▸ **Records for the exercise**:
---

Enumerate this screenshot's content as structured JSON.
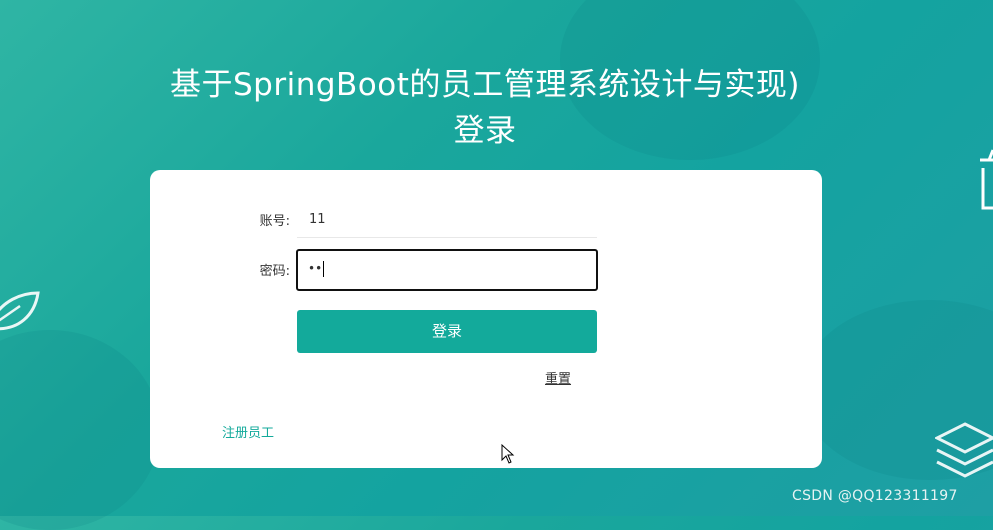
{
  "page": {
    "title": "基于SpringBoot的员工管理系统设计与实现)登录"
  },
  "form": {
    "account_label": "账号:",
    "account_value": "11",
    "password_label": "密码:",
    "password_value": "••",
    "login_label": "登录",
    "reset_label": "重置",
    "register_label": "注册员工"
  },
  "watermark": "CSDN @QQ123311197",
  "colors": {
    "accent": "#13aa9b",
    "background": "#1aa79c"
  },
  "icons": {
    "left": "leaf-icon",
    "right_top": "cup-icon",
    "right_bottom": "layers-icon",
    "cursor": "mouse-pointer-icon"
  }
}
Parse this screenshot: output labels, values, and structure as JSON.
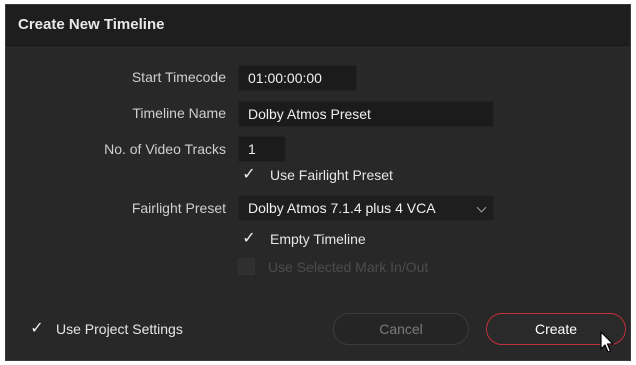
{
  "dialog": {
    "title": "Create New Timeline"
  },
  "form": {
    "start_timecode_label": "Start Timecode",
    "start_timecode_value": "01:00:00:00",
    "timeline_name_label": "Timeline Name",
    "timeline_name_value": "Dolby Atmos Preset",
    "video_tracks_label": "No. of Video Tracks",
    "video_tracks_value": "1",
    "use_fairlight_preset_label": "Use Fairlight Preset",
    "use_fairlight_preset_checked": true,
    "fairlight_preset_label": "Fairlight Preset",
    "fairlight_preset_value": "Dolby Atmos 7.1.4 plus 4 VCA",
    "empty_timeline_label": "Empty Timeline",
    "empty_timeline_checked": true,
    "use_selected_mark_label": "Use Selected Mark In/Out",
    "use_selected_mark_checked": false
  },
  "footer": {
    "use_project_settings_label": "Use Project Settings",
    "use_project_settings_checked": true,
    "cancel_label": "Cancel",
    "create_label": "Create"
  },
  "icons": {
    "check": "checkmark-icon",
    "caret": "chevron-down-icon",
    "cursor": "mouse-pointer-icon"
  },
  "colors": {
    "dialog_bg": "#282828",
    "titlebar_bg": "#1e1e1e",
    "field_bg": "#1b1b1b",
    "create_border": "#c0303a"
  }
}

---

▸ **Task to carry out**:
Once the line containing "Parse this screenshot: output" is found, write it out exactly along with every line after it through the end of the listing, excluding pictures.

▸ **Problem solution**:
Parse this screenshot: output labels, values, and structure as JSON.
{
  "dialog": {
    "title": "Create New Timeline"
  },
  "form": {
    "start_timecode_label": "Start Timecode",
    "start_timecode_value": "01:00:00:00",
    "timeline_name_label": "Timeline Name",
    "timeline_name_value": "Dolby Atmos Preset",
    "video_tracks_label": "No. of Video Tracks",
    "video_tracks_value": "1",
    "use_fairlight_preset_label": "Use Fairlight Preset",
    "use_fairlight_preset_checked": true,
    "fairlight_preset_label": "Fairlight Preset",
    "fairlight_preset_value": "Dolby Atmos 7.1.4 plus 4 VCA",
    "empty_timeline_label": "Empty Timeline",
    "empty_timeline_checked": true,
    "use_selected_mark_label": "Use Selected Mark In/Out",
    "use_selected_mark_checked": false
  },
  "footer": {
    "use_project_settings_label": "Use Project Settings",
    "use_project_settings_checked": true,
    "cancel_label": "Cancel",
    "create_label": "Create"
  },
  "icons": {
    "check": "checkmark-icon",
    "caret": "chevron-down-icon",
    "cursor": "mouse-pointer-icon"
  },
  "colors": {
    "dialog_bg": "#282828",
    "titlebar_bg": "#1e1e1e",
    "field_bg": "#1b1b1b",
    "create_border": "#c0303a"
  }
}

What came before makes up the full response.